In this approach, openness of datasets is best achieved through the use of CC BY 4.0 and CC BY-SA 4.0. Other less popular licenses: ODC-BY and ODbL (roughly equivalent to CC BY 4.0 and CC BY-SA 4.0), as well as waivers (CC0 and its equivalent PDDL) can also be used. The use of GNU FDL (Free Documentation License) is not encouraged as this license is not compatible with any other license. For more information regarding licenses that comply with the Open Definition, see:

Please note that datasets may often contain personal data (see Personal Data protection), in which case they are difficult to be made publicly available.

OpenAIRE’s Open Data Pilot addresses the issue of ‘open access to research data’ [sic] generated by selected Horizon 2020 projects.

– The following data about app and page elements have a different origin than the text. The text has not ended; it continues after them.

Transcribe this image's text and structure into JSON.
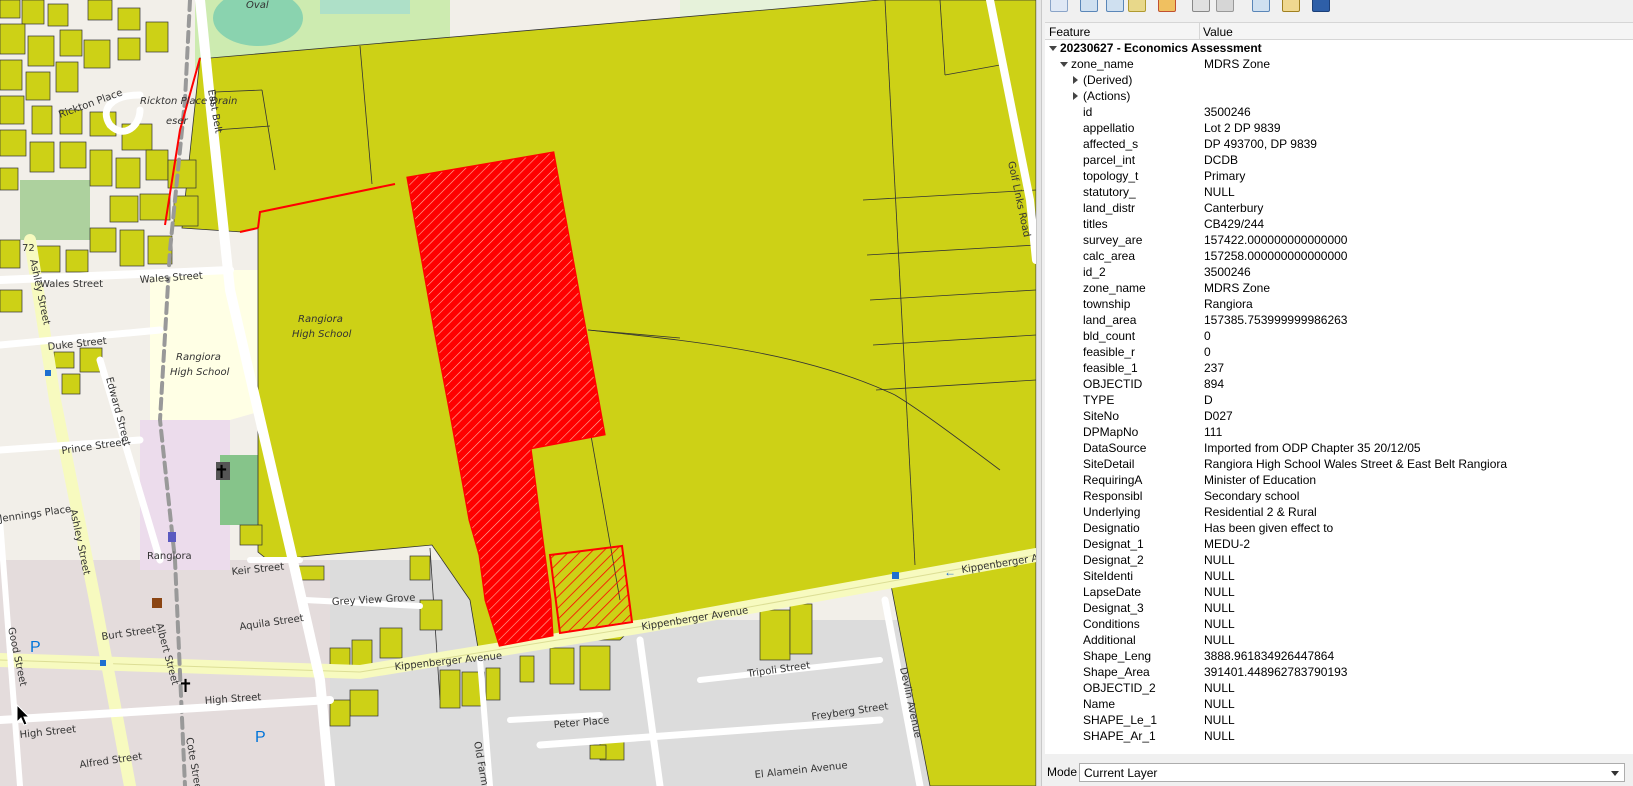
{
  "map": {
    "labels": {
      "oval": "Oval",
      "rickton_place": "Rickton Place",
      "rickton_place_drain": "Rickton Place Drain",
      "reserve": "eser",
      "east_belt": "East Belt",
      "wales_street_1": "Wales Street",
      "wales_street_2": "Wales Street",
      "duke_street": "Duke Street",
      "ashley_street_1": "Ashley Street",
      "ashley_street_2": "Ashley Street",
      "edward_street": "Edward Street",
      "prince_street": "Prince Street",
      "jennings_place": "Jennings Place",
      "rangiora_high_school_1_line1": "Rangiora",
      "rangiora_high_school_1_line2": "High School",
      "rangiora_high_school_2_line1": "Rangiora",
      "rangiora_high_school_2_line2": "High School",
      "rangiora": "Rangiora",
      "keir_street": "Keir Street",
      "grey_view_grove": "Grey View Grove",
      "aquila_street": "Aquila Street",
      "burt_street": "Burt Street",
      "albert_street": "Albert Street",
      "good_street": "Good Street",
      "high_street_1": "High Street",
      "high_street_2": "High Street",
      "alfred_street": "Alfred Street",
      "kippenberger_avenue_1": "Kippenberger Avenue",
      "kippenberger_avenue_2": "Kippenberger Avenue",
      "kippenberger_avenue_3": "Kippenberger A",
      "peter_place": "Peter Place",
      "old_farm": "Old Farm",
      "tripoli_street": "Tripoli Street",
      "freyberg_street": "Freyberg Street",
      "el_alamein_avenue": "El Alamein Avenue",
      "devlin_avenue": "Devlin Avenue",
      "golf_links_road": "Golf Links Road",
      "cote_street": "Cote Street",
      "route_72": "72"
    }
  },
  "panel": {
    "columns": {
      "feature": "Feature",
      "value": "Value"
    },
    "layer_title": "20230627 - Economics Assessment",
    "zone_name_label": "zone_name",
    "zone_name_value": "MDRS Zone",
    "derived": "(Derived)",
    "actions": "(Actions)",
    "attributes": [
      {
        "name": "id",
        "value": "3500246"
      },
      {
        "name": "appellatio",
        "value": "Lot 2 DP 9839"
      },
      {
        "name": "affected_s",
        "value": "DP 493700, DP 9839"
      },
      {
        "name": "parcel_int",
        "value": "DCDB"
      },
      {
        "name": "topology_t",
        "value": "Primary"
      },
      {
        "name": "statutory_",
        "value": "NULL"
      },
      {
        "name": "land_distr",
        "value": "Canterbury"
      },
      {
        "name": "titles",
        "value": "CB429/244"
      },
      {
        "name": "survey_are",
        "value": "157422.000000000000000"
      },
      {
        "name": "calc_area",
        "value": "157258.000000000000000"
      },
      {
        "name": "id_2",
        "value": "3500246"
      },
      {
        "name": "zone_name",
        "value": "MDRS Zone"
      },
      {
        "name": "township",
        "value": "Rangiora"
      },
      {
        "name": "land_area",
        "value": "157385.753999999986263"
      },
      {
        "name": "bld_count",
        "value": "0"
      },
      {
        "name": "feasible_r",
        "value": "0"
      },
      {
        "name": "feasible_1",
        "value": "237"
      },
      {
        "name": "OBJECTID",
        "value": "894"
      },
      {
        "name": "TYPE",
        "value": "D"
      },
      {
        "name": "SiteNo",
        "value": "D027"
      },
      {
        "name": "DPMapNo",
        "value": "111"
      },
      {
        "name": "DataSource",
        "value": "Imported from ODP Chapter 35 20/12/05"
      },
      {
        "name": "SiteDetail",
        "value": "Rangiora High School Wales Street & East Belt Rangiora"
      },
      {
        "name": "RequiringA",
        "value": "Minister of Education"
      },
      {
        "name": "Responsibl",
        "value": "Secondary school"
      },
      {
        "name": "Underlying",
        "value": "Residential 2 & Rural"
      },
      {
        "name": "Designatio",
        "value": "Has been given effect to"
      },
      {
        "name": "Designat_1",
        "value": "MEDU-2"
      },
      {
        "name": "Designat_2",
        "value": "NULL"
      },
      {
        "name": "SiteIdenti",
        "value": "NULL"
      },
      {
        "name": "LapseDate",
        "value": "NULL"
      },
      {
        "name": "Designat_3",
        "value": "NULL"
      },
      {
        "name": "Conditions",
        "value": "NULL"
      },
      {
        "name": "Additional",
        "value": "NULL"
      },
      {
        "name": "Shape_Leng",
        "value": "3888.961834926447864"
      },
      {
        "name": "Shape_Area",
        "value": "391401.448962783790193"
      },
      {
        "name": "OBJECTID_2",
        "value": "NULL"
      },
      {
        "name": "Name",
        "value": "NULL"
      },
      {
        "name": "SHAPE_Le_1",
        "value": "NULL"
      },
      {
        "name": "SHAPE_Ar_1",
        "value": "NULL"
      }
    ],
    "mode": {
      "label": "Mode",
      "value": "Current Layer"
    },
    "toolbar_icons": [
      "expand-tree-icon",
      "collapse-tree-icon",
      "expand-new-icon",
      "clear-results-icon",
      "copy-attributes-icon",
      "print-icon",
      "select-features-icon",
      "identify-icon",
      "help-icon"
    ]
  },
  "colors": {
    "zone_fill": "#cdd116",
    "selected_red": "#ff0000",
    "map_bg": "#f2efe9",
    "school_fill": "#ffffe5"
  }
}
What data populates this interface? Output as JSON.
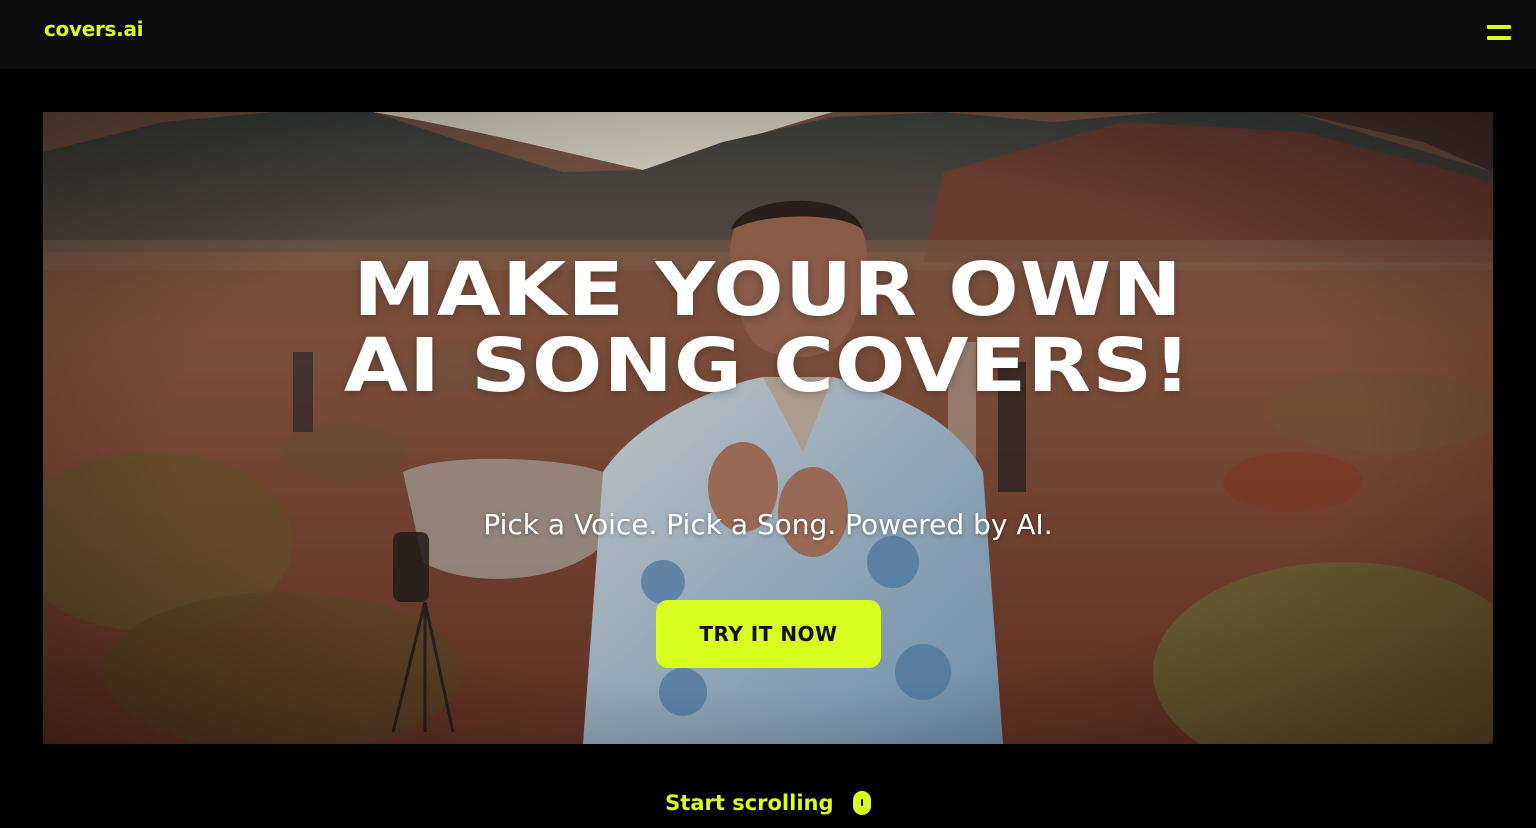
{
  "header": {
    "logo_text": "covers.ai",
    "menu_icon": "hamburger-menu-icon"
  },
  "hero": {
    "title_line1": "MAKE YOUR OWN",
    "title_line2": "AI SONG COVERS!",
    "subtitle": "Pick a Voice. Pick a Song. Powered by AI.",
    "cta_label": "TRY IT NOW"
  },
  "footer_hint": {
    "label": "Start scrolling",
    "icon": "mouse-scroll-icon"
  },
  "colors": {
    "accent": "#d8ff1f",
    "header_bg": "#0c0c0c",
    "page_bg": "#000000"
  }
}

Apart from researchers, governments and public institutions are an important source of open data. Typically, public bodies release their data under a country-specific license, e.g. DatenLizenz Deutschland in Germany, Open Government License in the UK, Licence Ouverte in France. It is our view that the use of such licenses in research should if possible be avoided.


Open Source, or FOSS (Free Open Source Software)

Chronologically, Free Software/Open Source is the first ‘open’ movement and a source of inspiration for other such initiatives. It started in mid-1980s, when Richard Stallman, an MIT-educated hacker, announced the GNU project (aiming at creating an open-source operating system) and when the Free Software Foundation (FSF) was founded. The GNU project eventually led to the creation of Linux in early 1990s. Subsequently, the movement drew more attention from the software industry (e.g. the source code of Netscape Internet suite was released, which enabled the creation of Mozilla Firefox). In order to make open-source model more appealing to business, the Open Source Initiative (OSI) was founded, promoting a somewhat more lenient and business-friendly conception of Open Source Software.

According to the Free Software Definition (originally published by Stallman in 1986), software is free when four freedoms are given to its every user:

  • Freedom 0: The freedom to run the program as he wishes, for any purpose.
  • Freedom 1: The freedom to study how the program works, and to change it. This freedom requires access to the source code.
  • Freedom 2:  The freedom to redistribute copies.
  • Freedom 3: The freedom to distribute copies of modified versions, i.e. to give the whole community a chance to benefit from the changes.


The Free Software movement emphasises the user’s freedoms and often refers to such ideological concepts as freedom and fairness. It is primarily associated with GNU GPL, a copyleft license, and its various derivatives (LGPL, Affero GPL), but it also approves many other licenses (see:

The Open Source Initiative (OSI) maintains a list of approved licenses which comply with the Open Source Definition. Among these, the licenses that are widely used and that have strong communities are particularly recommended [see:]. The latter include:

  • Apache License, 2.0 (Apache-2.0)
  • BSD 3-Clause "New" or "Revised" license (BSD-3-Clause)
  • BSD 2-Clause "Simplified" or "FreeBSD" license (BSD-2-Clause)
  • GNU General Public License (GPL)
  • GNU Library or "Lesser" General Public License (LGPL)
  • MIT license (MIT)
  • Mozilla Public License 2.0 (MPL-2.0)
  • Common Development and Distribution License (CDDL-1.0)
  • Eclipse Public License (EPL-1.0)

 As a matter of fact, although the Free Software movement and the Open Source movement are based on different premises, most licenses approved by the FSF are also approved by the OSI (the exceptions are few and rather insignificant; see a chart at: A license that complies with both standards (including all the licenses mentioned above) are sometimes referred to as FOSS (Free Open Source Software) licenses.

Please note that ‘open source’ refers to the freedom of use, modification and redistribution, rather than absence of fees. It is therefore (theoretically) possible that open source software is not ‘free’, and that free software (freeware) is not open source, even though in practice these two categories will often overlap.